*** Begin section ***

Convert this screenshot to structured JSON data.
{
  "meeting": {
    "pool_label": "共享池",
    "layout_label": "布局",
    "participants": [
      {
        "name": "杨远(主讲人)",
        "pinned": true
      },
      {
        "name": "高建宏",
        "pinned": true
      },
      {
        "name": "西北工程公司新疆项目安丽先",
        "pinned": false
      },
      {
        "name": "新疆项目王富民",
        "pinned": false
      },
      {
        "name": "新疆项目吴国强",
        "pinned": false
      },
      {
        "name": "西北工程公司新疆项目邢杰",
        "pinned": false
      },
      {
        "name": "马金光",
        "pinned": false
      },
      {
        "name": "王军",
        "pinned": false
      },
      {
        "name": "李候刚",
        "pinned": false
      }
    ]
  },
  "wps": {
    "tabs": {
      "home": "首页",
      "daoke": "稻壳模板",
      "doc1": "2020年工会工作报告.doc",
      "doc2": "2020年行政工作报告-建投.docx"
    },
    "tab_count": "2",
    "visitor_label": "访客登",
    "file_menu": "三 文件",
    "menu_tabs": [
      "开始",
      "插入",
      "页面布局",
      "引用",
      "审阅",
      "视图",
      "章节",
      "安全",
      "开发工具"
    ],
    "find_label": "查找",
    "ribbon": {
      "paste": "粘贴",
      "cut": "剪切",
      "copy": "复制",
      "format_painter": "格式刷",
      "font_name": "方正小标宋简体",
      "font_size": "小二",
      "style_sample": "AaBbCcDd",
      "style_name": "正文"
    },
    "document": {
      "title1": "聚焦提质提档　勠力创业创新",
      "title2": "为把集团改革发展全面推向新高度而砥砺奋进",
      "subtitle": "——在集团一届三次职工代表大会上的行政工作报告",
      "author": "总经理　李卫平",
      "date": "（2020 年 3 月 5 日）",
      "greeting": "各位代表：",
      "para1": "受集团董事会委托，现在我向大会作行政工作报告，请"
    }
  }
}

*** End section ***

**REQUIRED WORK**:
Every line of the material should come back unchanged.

**THE ANSWER**:
Convert this screenshot to structured JSON data.
{
  "meeting": {
    "pool_label": "共享池",
    "layout_label": "布局",
    "participants": [
      {
        "name": "杨远(主讲人)",
        "pinned": true
      },
      {
        "name": "高建宏",
        "pinned": true
      },
      {
        "name": "西北工程公司新疆项目安丽先",
        "pinned": false
      },
      {
        "name": "新疆项目王富民",
        "pinned": false
      },
      {
        "name": "新疆项目吴国强",
        "pinned": false
      },
      {
        "name": "西北工程公司新疆项目邢杰",
        "pinned": false
      },
      {
        "name": "马金光",
        "pinned": false
      },
      {
        "name": "王军",
        "pinned": false
      },
      {
        "name": "李候刚",
        "pinned": false
      }
    ]
  },
  "wps": {
    "tabs": {
      "home": "首页",
      "daoke": "稻壳模板",
      "doc1": "2020年工会工作报告.doc",
      "doc2": "2020年行政工作报告-建投.docx"
    },
    "tab_count": "2",
    "visitor_label": "访客登",
    "file_menu": "三 文件",
    "menu_tabs": [
      "开始",
      "插入",
      "页面布局",
      "引用",
      "审阅",
      "视图",
      "章节",
      "安全",
      "开发工具"
    ],
    "find_label": "查找",
    "ribbon": {
      "paste": "粘贴",
      "cut": "剪切",
      "copy": "复制",
      "format_painter": "格式刷",
      "font_name": "方正小标宋简体",
      "font_size": "小二",
      "style_sample": "AaBbCcDd",
      "style_name": "正文"
    },
    "document": {
      "title1": "聚焦提质提档　勠力创业创新",
      "title2": "为把集团改革发展全面推向新高度而砥砺奋进",
      "subtitle": "——在集团一届三次职工代表大会上的行政工作报告",
      "author": "总经理　李卫平",
      "date": "（2020 年 3 月 5 日）",
      "greeting": "各位代表：",
      "para1": "受集团董事会委托，现在我向大会作行政工作报告，请"
    }
  }
}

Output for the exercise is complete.